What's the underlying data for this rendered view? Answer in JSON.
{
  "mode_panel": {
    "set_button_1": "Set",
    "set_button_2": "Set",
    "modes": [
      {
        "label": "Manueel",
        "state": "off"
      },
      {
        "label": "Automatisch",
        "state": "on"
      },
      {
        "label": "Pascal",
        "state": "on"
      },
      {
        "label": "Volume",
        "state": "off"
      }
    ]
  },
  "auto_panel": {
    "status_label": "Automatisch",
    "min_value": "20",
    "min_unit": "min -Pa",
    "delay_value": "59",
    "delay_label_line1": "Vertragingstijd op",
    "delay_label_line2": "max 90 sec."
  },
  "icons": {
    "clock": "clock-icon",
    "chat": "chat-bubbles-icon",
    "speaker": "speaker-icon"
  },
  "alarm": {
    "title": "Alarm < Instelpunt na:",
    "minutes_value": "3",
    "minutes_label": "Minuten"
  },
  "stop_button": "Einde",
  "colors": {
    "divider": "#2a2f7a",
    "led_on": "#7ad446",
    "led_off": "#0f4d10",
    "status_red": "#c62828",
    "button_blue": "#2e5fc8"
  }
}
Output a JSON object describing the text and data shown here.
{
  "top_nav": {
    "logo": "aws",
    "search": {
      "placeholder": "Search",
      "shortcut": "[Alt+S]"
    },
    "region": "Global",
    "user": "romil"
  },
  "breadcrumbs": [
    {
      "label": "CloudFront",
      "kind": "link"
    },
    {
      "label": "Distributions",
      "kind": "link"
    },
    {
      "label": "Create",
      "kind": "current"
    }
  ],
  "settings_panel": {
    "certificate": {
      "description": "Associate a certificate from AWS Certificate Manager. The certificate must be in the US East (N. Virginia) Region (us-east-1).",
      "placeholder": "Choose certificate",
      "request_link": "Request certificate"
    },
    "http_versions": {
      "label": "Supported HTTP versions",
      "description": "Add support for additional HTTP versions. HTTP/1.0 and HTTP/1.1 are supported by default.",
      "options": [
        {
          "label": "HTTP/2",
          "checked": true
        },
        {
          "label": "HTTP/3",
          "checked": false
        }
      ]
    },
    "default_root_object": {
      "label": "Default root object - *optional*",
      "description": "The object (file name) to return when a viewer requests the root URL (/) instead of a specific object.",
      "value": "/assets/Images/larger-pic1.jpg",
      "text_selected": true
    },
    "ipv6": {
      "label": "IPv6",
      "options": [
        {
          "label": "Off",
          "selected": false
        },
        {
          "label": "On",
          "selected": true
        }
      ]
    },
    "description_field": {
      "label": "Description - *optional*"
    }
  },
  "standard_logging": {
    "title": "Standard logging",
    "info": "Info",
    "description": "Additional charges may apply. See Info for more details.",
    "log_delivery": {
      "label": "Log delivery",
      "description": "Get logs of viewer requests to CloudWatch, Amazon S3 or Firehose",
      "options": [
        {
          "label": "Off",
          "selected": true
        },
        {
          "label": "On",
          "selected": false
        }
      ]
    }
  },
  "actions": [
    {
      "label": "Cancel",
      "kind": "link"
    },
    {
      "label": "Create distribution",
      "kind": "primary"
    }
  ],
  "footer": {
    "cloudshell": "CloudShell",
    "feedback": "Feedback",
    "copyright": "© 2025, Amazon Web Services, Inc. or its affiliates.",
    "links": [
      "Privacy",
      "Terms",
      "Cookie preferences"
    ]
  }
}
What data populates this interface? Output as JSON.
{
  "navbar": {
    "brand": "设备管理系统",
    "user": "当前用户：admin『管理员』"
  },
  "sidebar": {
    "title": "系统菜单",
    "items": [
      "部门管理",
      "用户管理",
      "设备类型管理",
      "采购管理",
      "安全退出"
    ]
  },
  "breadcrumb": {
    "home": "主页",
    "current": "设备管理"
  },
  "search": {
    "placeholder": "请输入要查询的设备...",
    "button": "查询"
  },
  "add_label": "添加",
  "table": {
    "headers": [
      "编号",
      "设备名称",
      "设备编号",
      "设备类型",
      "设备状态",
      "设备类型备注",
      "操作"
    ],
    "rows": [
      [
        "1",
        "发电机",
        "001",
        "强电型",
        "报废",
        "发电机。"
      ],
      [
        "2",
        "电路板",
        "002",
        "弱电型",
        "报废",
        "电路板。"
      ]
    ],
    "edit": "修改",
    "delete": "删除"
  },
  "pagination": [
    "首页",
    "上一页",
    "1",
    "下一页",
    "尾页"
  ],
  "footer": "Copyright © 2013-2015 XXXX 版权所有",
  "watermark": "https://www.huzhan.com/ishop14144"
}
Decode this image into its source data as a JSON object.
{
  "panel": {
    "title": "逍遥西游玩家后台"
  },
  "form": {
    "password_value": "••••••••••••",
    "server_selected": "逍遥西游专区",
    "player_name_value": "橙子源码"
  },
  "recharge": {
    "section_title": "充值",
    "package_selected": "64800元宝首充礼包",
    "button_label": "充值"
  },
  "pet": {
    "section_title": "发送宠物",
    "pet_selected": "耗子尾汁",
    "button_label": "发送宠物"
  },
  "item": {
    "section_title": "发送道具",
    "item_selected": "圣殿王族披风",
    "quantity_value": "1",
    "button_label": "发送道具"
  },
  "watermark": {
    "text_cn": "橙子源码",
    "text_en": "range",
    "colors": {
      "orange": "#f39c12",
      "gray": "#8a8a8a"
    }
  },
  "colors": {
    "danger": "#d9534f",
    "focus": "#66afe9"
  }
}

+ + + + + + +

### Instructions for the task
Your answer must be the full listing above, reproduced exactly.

### Task response
What's the underlying data for this rendered view? Answer in JSON.
{
  "mode_panel": {
    "set_button_1": "Set",
    "set_button_2": "Set",
    "modes": [
      {
        "label": "Manueel",
        "state": "off"
      },
      {
        "label": "Automatisch",
        "state": "on"
      },
      {
        "label": "Pascal",
        "state": "on"
      },
      {
        "label": "Volume",
        "state": "off"
      }
    ]
  },
  "auto_panel": {
    "status_label": "Automatisch",
    "min_value": "20",
    "min_unit": "min -Pa",
    "delay_value": "59",
    "delay_label_line1": "Vertragingstijd op",
    "delay_label_line2": "max 90 sec."
  },
  "icons": {
    "clock": "clock-icon",
    "chat": "chat-bubbles-icon",
    "speaker": "speaker-icon"
  },
  "alarm": {
    "title": "Alarm < Instelpunt na:",
    "minutes_value": "3",
    "minutes_label": "Minuten"
  },
  "stop_button": "Einde",
  "colors": {
    "divider": "#2a2f7a",
    "led_on": "#7ad446",
    "led_off": "#0f4d10",
    "status_red": "#c62828",
    "button_blue": "#2e5fc8"
  }
}
Output a JSON object describing the text and data shown here.
{
  "top_nav": {
    "logo": "aws",
    "search": {
      "placeholder": "Search",
      "shortcut": "[Alt+S]"
    },
    "region": "Global",
    "user": "romil"
  },
  "breadcrumbs": [
    {
      "label": "CloudFront",
      "kind": "link"
    },
    {
      "label": "Distributions",
      "kind": "link"
    },
    {
      "label": "Create",
      "kind": "current"
    }
  ],
  "settings_panel": {
    "certificate": {
      "description": "Associate a certificate from AWS Certificate Manager. The certificate must be in the US East (N. Virginia) Region (us-east-1).",
      "placeholder": "Choose certificate",
      "request_link": "Request certificate"
    },
    "http_versions": {
      "label": "Supported HTTP versions",
      "description": "Add support for additional HTTP versions. HTTP/1.0 and HTTP/1.1 are supported by default.",
      "options": [
        {
          "label": "HTTP/2",
          "checked": true
        },
        {
          "label": "HTTP/3",
          "checked": false
        }
      ]
    },
    "default_root_object": {
      "label": "Default root object - *optional*",
      "description": "The object (file name) to return when a viewer requests the root URL (/) instead of a specific object.",
      "value": "/assets/Images/larger-pic1.jpg",
      "text_selected": true
    },
    "ipv6": {
      "label": "IPv6",
      "options": [
        {
          "label": "Off",
          "selected": false
        },
        {
          "label": "On",
          "selected": true
        }
      ]
    },
    "description_field": {
      "label": "Description - *optional*"
    }
  },
  "standard_logging": {
    "title": "Standard logging",
    "info": "Info",
    "description": "Additional charges may apply. See Info for more details.",
    "log_delivery": {
      "label": "Log delivery",
      "description": "Get logs of viewer requests to CloudWatch, Amazon S3 or Firehose",
      "options": [
        {
          "label": "Off",
          "selected": true
        },
        {
          "label": "On",
          "selected": false
        }
      ]
    }
  },
  "actions": [
    {
      "label": "Cancel",
      "kind": "link"
    },
    {
      "label": "Create distribution",
      "kind": "primary"
    }
  ],
  "footer": {
    "cloudshell": "CloudShell",
    "feedback": "Feedback",
    "copyright": "© 2025, Amazon Web Services, Inc. or its affiliates.",
    "links": [
      "Privacy",
      "Terms",
      "Cookie preferences"
    ]
  }
}
What data populates this interface? Output as JSON.
{
  "navbar": {
    "brand": "设备管理系统",
    "user": "当前用户：admin『管理员』"
  },
  "sidebar": {
    "title": "系统菜单",
    "items": [
      "部门管理",
      "用户管理",
      "设备类型管理",
      "采购管理",
      "安全退出"
    ]
  },
  "breadcrumb": {
    "home": "主页",
    "current": "设备管理"
  },
  "search": {
    "placeholder": "请输入要查询的设备...",
    "button": "查询"
  },
  "add_label": "添加",
  "table": {
    "headers": [
      "编号",
      "设备名称",
      "设备编号",
      "设备类型",
      "设备状态",
      "设备类型备注",
      "操作"
    ],
    "rows": [
      [
        "1",
        "发电机",
        "001",
        "强电型",
        "报废",
        "发电机。"
      ],
      [
        "2",
        "电路板",
        "002",
        "弱电型",
        "报废",
        "电路板。"
      ]
    ],
    "edit": "修改",
    "delete": "删除"
  },
  "pagination": [
    "首页",
    "上一页",
    "1",
    "下一页",
    "尾页"
  ],
  "footer": "Copyright © 2013-2015 XXXX 版权所有",
  "watermark": "https://www.huzhan.com/ishop14144"
}
Decode this image into its source data as a JSON object.
{
  "panel": {
    "title": "逍遥西游玩家后台"
  },
  "form": {
    "password_value": "••••••••••••",
    "server_selected": "逍遥西游专区",
    "player_name_value": "橙子源码"
  },
  "recharge": {
    "section_title": "充值",
    "package_selected": "64800元宝首充礼包",
    "button_label": "充值"
  },
  "pet": {
    "section_title": "发送宠物",
    "pet_selected": "耗子尾汁",
    "button_label": "发送宠物"
  },
  "item": {
    "section_title": "发送道具",
    "item_selected": "圣殿王族披风",
    "quantity_value": "1",
    "button_label": "发送道具"
  },
  "watermark": {
    "text_cn": "橙子源码",
    "text_en": "range",
    "colors": {
      "orange": "#f39c12",
      "gray": "#8a8a8a"
    }
  },
  "colors": {
    "danger": "#d9534f",
    "focus": "#66afe9"
  }
}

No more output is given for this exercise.